## Work item
The records below are to be repeated exactly, and their pictures left out.

## Information supplied
----------
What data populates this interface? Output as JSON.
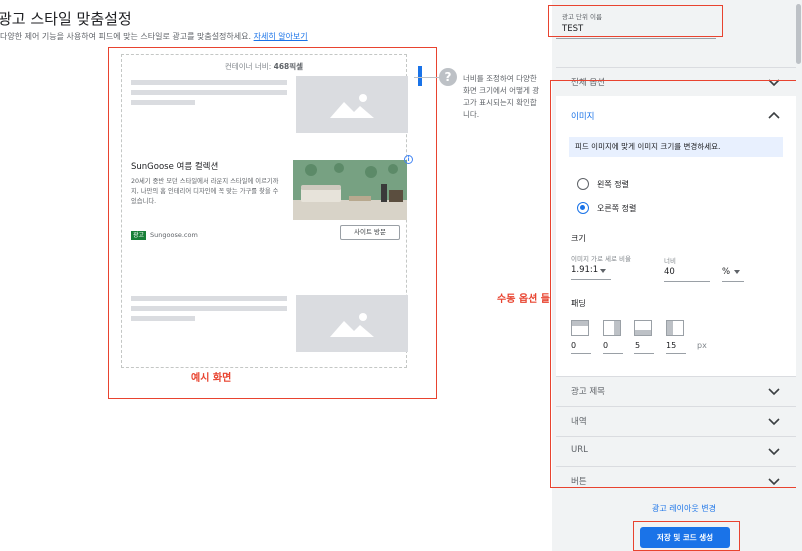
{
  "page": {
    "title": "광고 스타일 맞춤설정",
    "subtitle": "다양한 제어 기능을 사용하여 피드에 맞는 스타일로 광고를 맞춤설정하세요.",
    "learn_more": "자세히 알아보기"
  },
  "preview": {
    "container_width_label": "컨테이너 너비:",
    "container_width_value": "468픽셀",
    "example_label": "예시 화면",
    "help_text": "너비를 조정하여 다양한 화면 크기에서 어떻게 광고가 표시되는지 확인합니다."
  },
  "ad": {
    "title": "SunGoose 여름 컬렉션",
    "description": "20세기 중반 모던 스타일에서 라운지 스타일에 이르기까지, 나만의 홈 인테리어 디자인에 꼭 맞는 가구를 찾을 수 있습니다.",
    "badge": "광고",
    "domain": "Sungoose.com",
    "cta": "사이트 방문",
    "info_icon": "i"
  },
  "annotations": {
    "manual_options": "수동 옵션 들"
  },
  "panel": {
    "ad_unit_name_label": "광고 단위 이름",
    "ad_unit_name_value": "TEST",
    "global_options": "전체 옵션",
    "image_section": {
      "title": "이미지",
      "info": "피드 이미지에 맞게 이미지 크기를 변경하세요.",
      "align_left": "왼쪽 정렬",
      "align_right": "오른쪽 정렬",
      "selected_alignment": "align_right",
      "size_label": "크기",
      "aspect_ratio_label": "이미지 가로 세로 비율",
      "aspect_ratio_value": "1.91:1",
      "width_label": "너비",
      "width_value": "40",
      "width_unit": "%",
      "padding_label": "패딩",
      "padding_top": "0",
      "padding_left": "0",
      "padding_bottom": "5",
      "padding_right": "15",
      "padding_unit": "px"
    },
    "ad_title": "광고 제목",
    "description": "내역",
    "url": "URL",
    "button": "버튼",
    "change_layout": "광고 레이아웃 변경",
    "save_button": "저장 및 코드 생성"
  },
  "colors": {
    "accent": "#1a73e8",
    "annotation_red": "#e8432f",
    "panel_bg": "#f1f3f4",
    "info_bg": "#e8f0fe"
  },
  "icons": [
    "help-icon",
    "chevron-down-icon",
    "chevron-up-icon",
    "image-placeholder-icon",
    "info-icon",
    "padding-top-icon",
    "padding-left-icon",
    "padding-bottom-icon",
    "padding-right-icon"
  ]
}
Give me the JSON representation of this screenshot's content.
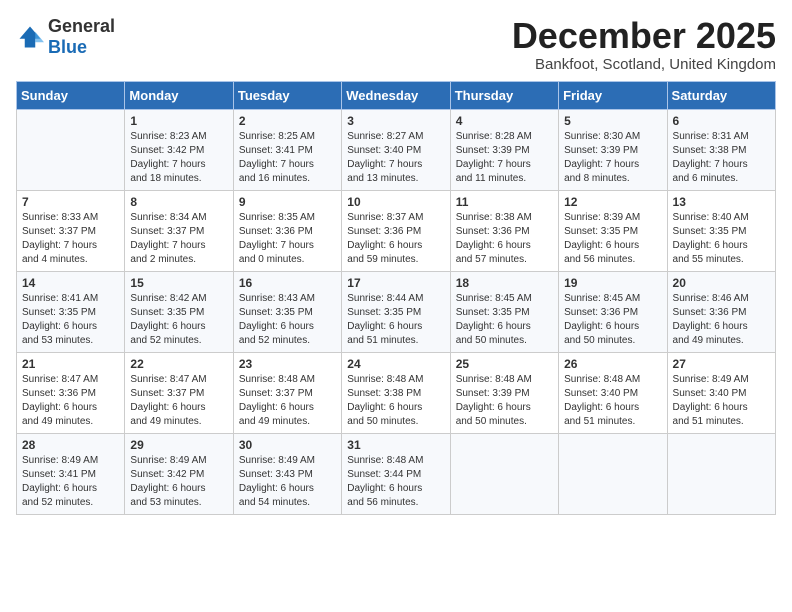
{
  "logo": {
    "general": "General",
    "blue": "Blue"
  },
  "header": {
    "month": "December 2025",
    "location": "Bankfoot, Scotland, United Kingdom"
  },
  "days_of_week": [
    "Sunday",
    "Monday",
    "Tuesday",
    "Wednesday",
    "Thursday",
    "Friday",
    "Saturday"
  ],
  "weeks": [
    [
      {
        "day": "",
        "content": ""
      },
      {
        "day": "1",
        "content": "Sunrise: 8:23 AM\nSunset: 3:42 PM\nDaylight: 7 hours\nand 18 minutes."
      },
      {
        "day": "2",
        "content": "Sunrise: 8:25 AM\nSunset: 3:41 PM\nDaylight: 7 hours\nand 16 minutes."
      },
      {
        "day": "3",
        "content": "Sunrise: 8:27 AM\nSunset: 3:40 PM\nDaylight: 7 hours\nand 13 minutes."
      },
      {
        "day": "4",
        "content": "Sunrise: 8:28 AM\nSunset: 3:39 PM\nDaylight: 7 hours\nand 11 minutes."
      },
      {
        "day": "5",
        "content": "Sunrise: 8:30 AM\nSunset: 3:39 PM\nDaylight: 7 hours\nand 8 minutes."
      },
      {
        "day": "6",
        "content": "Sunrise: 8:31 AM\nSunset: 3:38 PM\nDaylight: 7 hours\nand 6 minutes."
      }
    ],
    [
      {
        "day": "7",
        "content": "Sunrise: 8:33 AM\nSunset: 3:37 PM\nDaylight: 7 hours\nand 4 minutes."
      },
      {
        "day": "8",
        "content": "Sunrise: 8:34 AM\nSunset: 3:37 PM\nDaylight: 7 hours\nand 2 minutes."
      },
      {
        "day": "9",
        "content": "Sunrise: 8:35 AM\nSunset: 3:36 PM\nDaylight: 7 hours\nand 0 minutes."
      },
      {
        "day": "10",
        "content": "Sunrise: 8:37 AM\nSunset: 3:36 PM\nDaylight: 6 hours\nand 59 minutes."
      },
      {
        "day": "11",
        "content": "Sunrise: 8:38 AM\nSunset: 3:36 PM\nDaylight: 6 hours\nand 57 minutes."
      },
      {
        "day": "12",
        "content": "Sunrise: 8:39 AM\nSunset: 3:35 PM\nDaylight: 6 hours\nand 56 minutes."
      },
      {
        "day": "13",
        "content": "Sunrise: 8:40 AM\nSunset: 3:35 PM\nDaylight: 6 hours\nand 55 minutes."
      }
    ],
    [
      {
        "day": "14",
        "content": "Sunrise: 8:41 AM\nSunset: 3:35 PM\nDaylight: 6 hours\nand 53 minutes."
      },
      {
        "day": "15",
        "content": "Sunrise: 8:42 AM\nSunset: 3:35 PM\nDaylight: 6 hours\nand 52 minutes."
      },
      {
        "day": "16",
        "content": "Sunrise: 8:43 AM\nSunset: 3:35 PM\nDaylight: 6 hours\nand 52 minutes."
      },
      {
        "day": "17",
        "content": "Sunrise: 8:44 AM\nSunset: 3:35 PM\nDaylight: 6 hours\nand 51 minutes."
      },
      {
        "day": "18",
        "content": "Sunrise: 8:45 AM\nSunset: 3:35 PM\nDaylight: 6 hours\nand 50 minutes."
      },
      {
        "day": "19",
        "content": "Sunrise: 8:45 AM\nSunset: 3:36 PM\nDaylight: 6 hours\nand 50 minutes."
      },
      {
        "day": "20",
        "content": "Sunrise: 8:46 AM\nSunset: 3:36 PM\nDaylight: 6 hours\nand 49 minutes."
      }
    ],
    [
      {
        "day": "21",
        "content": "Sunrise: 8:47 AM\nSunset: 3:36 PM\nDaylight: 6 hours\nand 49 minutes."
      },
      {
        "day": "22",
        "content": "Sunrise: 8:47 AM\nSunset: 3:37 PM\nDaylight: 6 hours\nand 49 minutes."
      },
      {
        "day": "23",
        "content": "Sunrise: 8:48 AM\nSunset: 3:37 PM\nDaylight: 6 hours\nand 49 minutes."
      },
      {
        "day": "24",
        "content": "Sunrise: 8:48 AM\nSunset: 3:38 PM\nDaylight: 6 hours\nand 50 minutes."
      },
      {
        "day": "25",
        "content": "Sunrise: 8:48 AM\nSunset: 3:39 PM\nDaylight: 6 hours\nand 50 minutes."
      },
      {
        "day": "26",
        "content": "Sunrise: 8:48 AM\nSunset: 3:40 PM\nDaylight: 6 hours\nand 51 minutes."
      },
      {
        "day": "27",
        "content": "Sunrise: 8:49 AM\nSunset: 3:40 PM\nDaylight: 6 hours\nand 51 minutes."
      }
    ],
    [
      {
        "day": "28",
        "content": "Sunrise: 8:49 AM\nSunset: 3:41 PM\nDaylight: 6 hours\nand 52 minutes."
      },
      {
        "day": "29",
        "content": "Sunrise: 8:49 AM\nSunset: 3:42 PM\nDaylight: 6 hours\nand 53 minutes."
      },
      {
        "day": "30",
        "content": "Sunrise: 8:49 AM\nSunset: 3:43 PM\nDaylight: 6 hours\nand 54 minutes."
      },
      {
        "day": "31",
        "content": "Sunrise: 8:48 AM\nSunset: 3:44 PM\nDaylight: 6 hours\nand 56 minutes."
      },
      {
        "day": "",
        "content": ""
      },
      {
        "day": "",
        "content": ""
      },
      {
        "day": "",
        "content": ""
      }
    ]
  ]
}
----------
## Expected answer
What data populates this interface? Output as JSON.
{
  "page": {
    "title": "광고 스타일 맞춤설정",
    "subtitle": "다양한 제어 기능을 사용하여 피드에 맞는 스타일로 광고를 맞춤설정하세요.",
    "learn_more": "자세히 알아보기"
  },
  "preview": {
    "container_width_label": "컨테이너 너비:",
    "container_width_value": "468픽셀",
    "example_label": "예시 화면",
    "help_text": "너비를 조정하여 다양한 화면 크기에서 어떻게 광고가 표시되는지 확인합니다."
  },
  "ad": {
    "title": "SunGoose 여름 컬렉션",
    "description": "20세기 중반 모던 스타일에서 라운지 스타일에 이르기까지, 나만의 홈 인테리어 디자인에 꼭 맞는 가구를 찾을 수 있습니다.",
    "badge": "광고",
    "domain": "Sungoose.com",
    "cta": "사이트 방문",
    "info_icon": "i"
  },
  "annotations": {
    "manual_options": "수동 옵션 들"
  },
  "panel": {
    "ad_unit_name_label": "광고 단위 이름",
    "ad_unit_name_value": "TEST",
    "global_options": "전체 옵션",
    "image_section": {
      "title": "이미지",
      "info": "피드 이미지에 맞게 이미지 크기를 변경하세요.",
      "align_left": "왼쪽 정렬",
      "align_right": "오른쪽 정렬",
      "selected_alignment": "align_right",
      "size_label": "크기",
      "aspect_ratio_label": "이미지 가로 세로 비율",
      "aspect_ratio_value": "1.91:1",
      "width_label": "너비",
      "width_value": "40",
      "width_unit": "%",
      "padding_label": "패딩",
      "padding_top": "0",
      "padding_left": "0",
      "padding_bottom": "5",
      "padding_right": "15",
      "padding_unit": "px"
    },
    "ad_title": "광고 제목",
    "description": "내역",
    "url": "URL",
    "button": "버튼",
    "change_layout": "광고 레이아웃 변경",
    "save_button": "저장 및 코드 생성"
  },
  "colors": {
    "accent": "#1a73e8",
    "annotation_red": "#e8432f",
    "panel_bg": "#f1f3f4",
    "info_bg": "#e8f0fe"
  },
  "icons": [
    "help-icon",
    "chevron-down-icon",
    "chevron-up-icon",
    "image-placeholder-icon",
    "info-icon",
    "padding-top-icon",
    "padding-left-icon",
    "padding-bottom-icon",
    "padding-right-icon"
  ]
}
Give me the JSON representation of this screenshot's content.
{
  "logo": {
    "general": "General",
    "blue": "Blue"
  },
  "header": {
    "month": "December 2025",
    "location": "Bankfoot, Scotland, United Kingdom"
  },
  "days_of_week": [
    "Sunday",
    "Monday",
    "Tuesday",
    "Wednesday",
    "Thursday",
    "Friday",
    "Saturday"
  ],
  "weeks": [
    [
      {
        "day": "",
        "content": ""
      },
      {
        "day": "1",
        "content": "Sunrise: 8:23 AM\nSunset: 3:42 PM\nDaylight: 7 hours\nand 18 minutes."
      },
      {
        "day": "2",
        "content": "Sunrise: 8:25 AM\nSunset: 3:41 PM\nDaylight: 7 hours\nand 16 minutes."
      },
      {
        "day": "3",
        "content": "Sunrise: 8:27 AM\nSunset: 3:40 PM\nDaylight: 7 hours\nand 13 minutes."
      },
      {
        "day": "4",
        "content": "Sunrise: 8:28 AM\nSunset: 3:39 PM\nDaylight: 7 hours\nand 11 minutes."
      },
      {
        "day": "5",
        "content": "Sunrise: 8:30 AM\nSunset: 3:39 PM\nDaylight: 7 hours\nand 8 minutes."
      },
      {
        "day": "6",
        "content": "Sunrise: 8:31 AM\nSunset: 3:38 PM\nDaylight: 7 hours\nand 6 minutes."
      }
    ],
    [
      {
        "day": "7",
        "content": "Sunrise: 8:33 AM\nSunset: 3:37 PM\nDaylight: 7 hours\nand 4 minutes."
      },
      {
        "day": "8",
        "content": "Sunrise: 8:34 AM\nSunset: 3:37 PM\nDaylight: 7 hours\nand 2 minutes."
      },
      {
        "day": "9",
        "content": "Sunrise: 8:35 AM\nSunset: 3:36 PM\nDaylight: 7 hours\nand 0 minutes."
      },
      {
        "day": "10",
        "content": "Sunrise: 8:37 AM\nSunset: 3:36 PM\nDaylight: 6 hours\nand 59 minutes."
      },
      {
        "day": "11",
        "content": "Sunrise: 8:38 AM\nSunset: 3:36 PM\nDaylight: 6 hours\nand 57 minutes."
      },
      {
        "day": "12",
        "content": "Sunrise: 8:39 AM\nSunset: 3:35 PM\nDaylight: 6 hours\nand 56 minutes."
      },
      {
        "day": "13",
        "content": "Sunrise: 8:40 AM\nSunset: 3:35 PM\nDaylight: 6 hours\nand 55 minutes."
      }
    ],
    [
      {
        "day": "14",
        "content": "Sunrise: 8:41 AM\nSunset: 3:35 PM\nDaylight: 6 hours\nand 53 minutes."
      },
      {
        "day": "15",
        "content": "Sunrise: 8:42 AM\nSunset: 3:35 PM\nDaylight: 6 hours\nand 52 minutes."
      },
      {
        "day": "16",
        "content": "Sunrise: 8:43 AM\nSunset: 3:35 PM\nDaylight: 6 hours\nand 52 minutes."
      },
      {
        "day": "17",
        "content": "Sunrise: 8:44 AM\nSunset: 3:35 PM\nDaylight: 6 hours\nand 51 minutes."
      },
      {
        "day": "18",
        "content": "Sunrise: 8:45 AM\nSunset: 3:35 PM\nDaylight: 6 hours\nand 50 minutes."
      },
      {
        "day": "19",
        "content": "Sunrise: 8:45 AM\nSunset: 3:36 PM\nDaylight: 6 hours\nand 50 minutes."
      },
      {
        "day": "20",
        "content": "Sunrise: 8:46 AM\nSunset: 3:36 PM\nDaylight: 6 hours\nand 49 minutes."
      }
    ],
    [
      {
        "day": "21",
        "content": "Sunrise: 8:47 AM\nSunset: 3:36 PM\nDaylight: 6 hours\nand 49 minutes."
      },
      {
        "day": "22",
        "content": "Sunrise: 8:47 AM\nSunset: 3:37 PM\nDaylight: 6 hours\nand 49 minutes."
      },
      {
        "day": "23",
        "content": "Sunrise: 8:48 AM\nSunset: 3:37 PM\nDaylight: 6 hours\nand 49 minutes."
      },
      {
        "day": "24",
        "content": "Sunrise: 8:48 AM\nSunset: 3:38 PM\nDaylight: 6 hours\nand 50 minutes."
      },
      {
        "day": "25",
        "content": "Sunrise: 8:48 AM\nSunset: 3:39 PM\nDaylight: 6 hours\nand 50 minutes."
      },
      {
        "day": "26",
        "content": "Sunrise: 8:48 AM\nSunset: 3:40 PM\nDaylight: 6 hours\nand 51 minutes."
      },
      {
        "day": "27",
        "content": "Sunrise: 8:49 AM\nSunset: 3:40 PM\nDaylight: 6 hours\nand 51 minutes."
      }
    ],
    [
      {
        "day": "28",
        "content": "Sunrise: 8:49 AM\nSunset: 3:41 PM\nDaylight: 6 hours\nand 52 minutes."
      },
      {
        "day": "29",
        "content": "Sunrise: 8:49 AM\nSunset: 3:42 PM\nDaylight: 6 hours\nand 53 minutes."
      },
      {
        "day": "30",
        "content": "Sunrise: 8:49 AM\nSunset: 3:43 PM\nDaylight: 6 hours\nand 54 minutes."
      },
      {
        "day": "31",
        "content": "Sunrise: 8:48 AM\nSunset: 3:44 PM\nDaylight: 6 hours\nand 56 minutes."
      },
      {
        "day": "",
        "content": ""
      },
      {
        "day": "",
        "content": ""
      },
      {
        "day": "",
        "content": ""
      }
    ]
  ]
}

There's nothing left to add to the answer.